While my daughter got her braces off today I read my copy of The Atlantic. An article by Nir Rosen was particularly enlightening, considering the current debate on leave now vs. leave
later with our tail between our legs.
I suspect Congressman Murtha read the same article before he proposed that the U.S. exit Iraq now rather than later.
Rosen lays out the arguments for leaving ASAP, and they're pretty convincing. Conventional wisdom has it that chaos will erupt as soon as the U.S. pulls out, leaving Iraq in the midst of a civil war.
Yet as Rosen points out, Iraq already is in the midst of a civil war, and "The mere announcement of an intended U.S. withdrawal would allow Sunnis to come to the table and participate in defining the new Iraq."
The new Iraq, it turns out, will be a nation minus the Kurds. They'll secede as soon as we leave, but that's a good thing, argues Rosen. No one more deserves their own nation than the Kurds, plus:

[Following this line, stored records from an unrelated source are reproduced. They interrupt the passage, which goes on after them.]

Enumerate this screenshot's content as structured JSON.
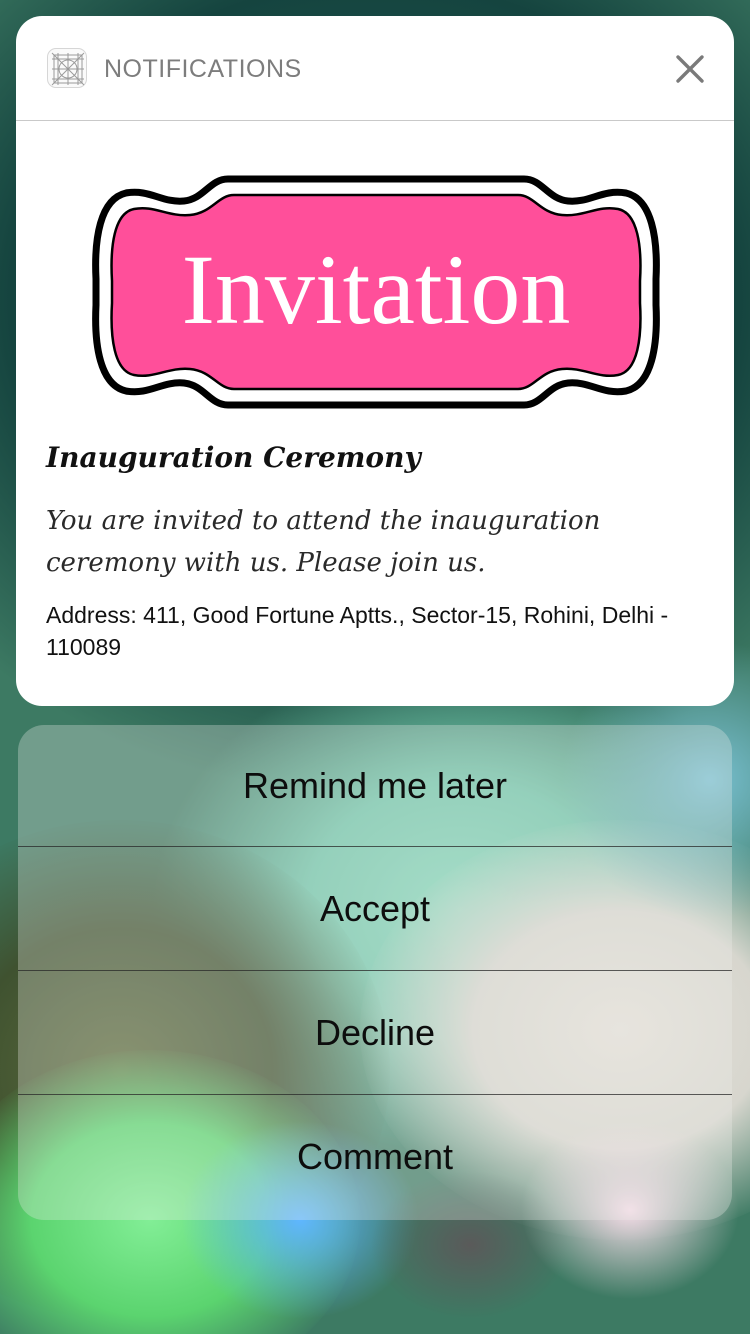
{
  "notification": {
    "app_name": "NOTIFICATIONS",
    "app_icon": "app-grid-icon",
    "close_icon": "close-icon",
    "graphic": {
      "label": "Invitation",
      "fill_color": "#ff4f9a",
      "outline_color": "#000000"
    },
    "title": "Inauguration Ceremony",
    "message": "You are invited to attend the inauguration ceremony with us. Please join us.",
    "address": "Address: 411, Good Fortune Aptts., Sector-15, Rohini, Delhi - 110089"
  },
  "actions": [
    {
      "label": "Remind me later"
    },
    {
      "label": "Accept"
    },
    {
      "label": "Decline"
    },
    {
      "label": "Comment"
    }
  ]
}
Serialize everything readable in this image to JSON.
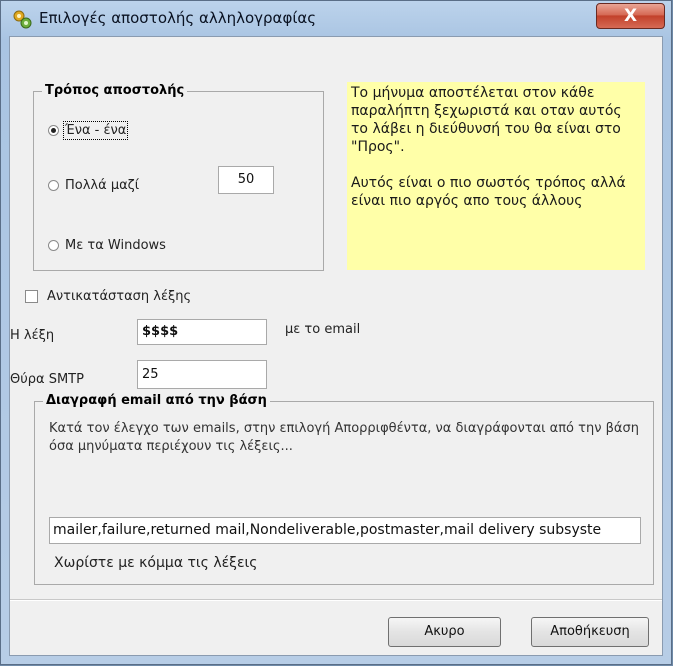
{
  "window": {
    "title": "Επιλογές αποστολής αλληλογραφίας",
    "close_label": "X",
    "app_icon": "gears-icon"
  },
  "send_mode": {
    "group_title": "Τρόπος αποστολής",
    "options": [
      {
        "label": "Ένα - ένα",
        "checked": true
      },
      {
        "label": "Πολλά μαζί",
        "checked": false
      },
      {
        "label": "Με τα Windows",
        "checked": false
      }
    ],
    "batch_size": "50"
  },
  "info": {
    "paragraph1": "Το μήνυμα αποστέλεται στον κάθε παραλήπτη ξεχωριστά και οταν αυτός το λάβει η διεύθυνσή του θα είναι στο \"Προς\".",
    "paragraph2": "Αυτός είναι ο πιο σωστός τρόπος αλλά είναι πιο αργός απο τους άλλους",
    "background": "#ffffa8"
  },
  "replace_word": {
    "checkbox_label": "Αντικατάσταση λέξης",
    "checked": false,
    "word_label": "Η λέξη",
    "word_value": "$$$$",
    "word_suffix": "με το email"
  },
  "smtp": {
    "label": "Θύρα SMTP",
    "value": "25"
  },
  "delete_group": {
    "title": "Διαγραφή email από την βάση",
    "description": "Κατά τον έλεγχο των emails, στην επιλογή Απορριφθέντα, να διαγράφονται από την βάση όσα μηνύματα περιέχουν τις λέξεις...",
    "keywords": "mailer,failure,returned mail,Nondeliverable,postmaster,mail delivery subsyste",
    "hint": "Χωρίστε με κόμμα τις λέξεις"
  },
  "buttons": {
    "cancel": "Ακυρο",
    "save": "Αποθήκευση"
  }
}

They also happen to be the most America-loving people I have ever met; their leaders openly seek to become, like Israel, a proxy for American interests. If what the United States wants is long-term bases in the region, the Kurds are its partners.
Won't we be leaving the nation to the likes of al-Zarqawi if we pull out? No, according to Rosen, Zarqawi is hardly representative of the typical Iraqi resistance fighter:
The foreign jihadi element—commanded by the likes of Abu Musab al-Zarqawi—is numerically insignificant; the bulk of the resistance has no connection to al-Qaeda or its offshoots. (Zarqawi and his followers have benefited greatly from U.S. propaganda blaming him for all attacks in Iraq, because he is now seen by Arabs around the world as more powerful than he is; we have been his best recruiting tool.)
One by one, Rosen, a long time Iraqi correspondent, shoots down the objections cautious liberals like me have about leaving Iraq: the mother-instinct says "you made that mess, now you clean it up," yet a more apt analogy would be the elephant in the china shop: there's no way a two ton elephant can possibly clean up all the broken china that is modern Iraq.
And as Rosen asks, "who would the insurgents fight if the enemy left?"
More reading in this month's Atlantic: Why Iraq Has No Army. It's worth picking up a copy at your newsstand, and taking it to your next dentist appointment.